It can be easy to give up, go home, and collapse onto the couch; exhausted from a walk around the block. But, unfortunately, this usually makes things worse. A dog that is trying to pull on the leash is usually full of energy, and taking him on a very short walk – while it might save your arms and shoulders, won’t do anything to release his energy.
If you have the desire to fix the problem, and the patience of a saint; then following the below steps will result in an angelic dog that happily walks on a loose leash!
STOP AND WAIT
I use this trick with every single dog that pulls ahead.
- Walk your dog forwards, after five steps ask him to sit and wait.
- Wait for three seconds, then continue walking 3. Repeat
This will teach your dog to anticipate you; he should keep an eye on you, and walk very slowly in readiness of sitting and waiting.
As he becomes good at this exercise, you can increase the distance between sitting and waiting. Increase by two steps at a time, and be prepared for him to lose focus – that’s what we’re testing, and he’ll soon realize that the pattern is continuing.
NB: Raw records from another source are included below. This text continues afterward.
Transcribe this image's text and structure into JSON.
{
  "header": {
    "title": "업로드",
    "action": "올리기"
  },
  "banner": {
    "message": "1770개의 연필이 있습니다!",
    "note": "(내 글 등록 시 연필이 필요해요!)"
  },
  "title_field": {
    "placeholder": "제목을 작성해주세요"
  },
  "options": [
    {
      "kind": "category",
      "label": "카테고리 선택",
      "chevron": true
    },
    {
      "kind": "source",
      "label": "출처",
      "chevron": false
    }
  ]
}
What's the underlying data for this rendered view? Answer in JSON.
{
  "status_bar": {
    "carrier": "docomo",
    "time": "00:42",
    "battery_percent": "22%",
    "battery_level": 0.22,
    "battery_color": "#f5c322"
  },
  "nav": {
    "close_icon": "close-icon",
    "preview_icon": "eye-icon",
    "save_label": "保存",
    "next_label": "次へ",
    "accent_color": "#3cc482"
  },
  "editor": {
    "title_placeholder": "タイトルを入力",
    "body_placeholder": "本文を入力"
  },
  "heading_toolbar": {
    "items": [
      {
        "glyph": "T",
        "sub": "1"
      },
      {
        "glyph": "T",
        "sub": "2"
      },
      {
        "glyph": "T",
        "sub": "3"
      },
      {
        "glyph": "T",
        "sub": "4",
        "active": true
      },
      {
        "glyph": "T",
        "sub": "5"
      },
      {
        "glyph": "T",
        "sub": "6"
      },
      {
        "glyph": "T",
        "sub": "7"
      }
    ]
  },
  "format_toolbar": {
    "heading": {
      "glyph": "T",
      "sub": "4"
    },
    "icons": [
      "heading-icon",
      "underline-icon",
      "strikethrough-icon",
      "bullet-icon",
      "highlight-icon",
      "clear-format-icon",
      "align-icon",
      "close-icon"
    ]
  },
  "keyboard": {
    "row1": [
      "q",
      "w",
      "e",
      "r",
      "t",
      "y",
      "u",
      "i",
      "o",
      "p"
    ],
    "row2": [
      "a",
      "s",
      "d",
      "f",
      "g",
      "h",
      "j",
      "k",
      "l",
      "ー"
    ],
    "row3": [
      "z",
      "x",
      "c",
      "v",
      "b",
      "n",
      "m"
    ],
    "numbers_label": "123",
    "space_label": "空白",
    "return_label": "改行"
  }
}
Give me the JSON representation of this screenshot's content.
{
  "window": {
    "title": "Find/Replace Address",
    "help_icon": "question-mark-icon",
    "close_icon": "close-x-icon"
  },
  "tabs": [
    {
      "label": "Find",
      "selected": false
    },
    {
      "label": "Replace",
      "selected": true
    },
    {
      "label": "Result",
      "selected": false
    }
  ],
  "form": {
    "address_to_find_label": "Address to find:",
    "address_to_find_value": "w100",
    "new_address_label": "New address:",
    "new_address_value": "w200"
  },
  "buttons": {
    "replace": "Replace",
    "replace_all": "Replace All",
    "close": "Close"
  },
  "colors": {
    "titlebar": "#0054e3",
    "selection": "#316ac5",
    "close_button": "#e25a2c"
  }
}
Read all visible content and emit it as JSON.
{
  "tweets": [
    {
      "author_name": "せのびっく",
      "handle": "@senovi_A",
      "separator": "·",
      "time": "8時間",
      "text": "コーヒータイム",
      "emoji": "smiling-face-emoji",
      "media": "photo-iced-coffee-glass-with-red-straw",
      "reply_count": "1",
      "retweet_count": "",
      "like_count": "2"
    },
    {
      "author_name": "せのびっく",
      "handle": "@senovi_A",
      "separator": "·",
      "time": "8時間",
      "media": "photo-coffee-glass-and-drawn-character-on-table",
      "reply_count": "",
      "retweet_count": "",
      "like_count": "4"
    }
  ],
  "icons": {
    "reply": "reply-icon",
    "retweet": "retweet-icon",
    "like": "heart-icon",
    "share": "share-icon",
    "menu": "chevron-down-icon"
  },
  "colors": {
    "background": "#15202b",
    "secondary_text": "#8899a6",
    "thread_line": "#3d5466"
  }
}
When working with a dog that pulls towards something in particular, for example – moving cars. You should focus on being calm, and keep your dog’s focus on you, and away from the cars.
- Start by standing on the pavement beside a quiet road 2. Ask your dog to sit and wait
- Now hang out until a car comes along!
- As soon as the car passes, if your dog stands up and tries to pull forward
- put him back into a sitting position and ask him to wait.
- When your dog sits still as a car passes, praise him and give him a treat
You have to repeat this exercise every single day, if not twice per day to see some real results!
Once your dog has become calm at dealing with cars on a quiet road, you can take him to a slightly busier road, and so on, and so on.
After working with your dog daily for around a week or two, you should be able to ask your dog to lie down as cars pass, still using the formula above; and rewarding with treats!
There are a lot of products able to assist you with a strong dog; one of my favorites has to be a dog halter. It’s incredibly humane and works almost immediately to improve your dog’s pulling. As you pull on a dog halter, you’re guiding the dog to look towards you which redirects his focus directly onto you, and all of this without resorting to inhumane training methods.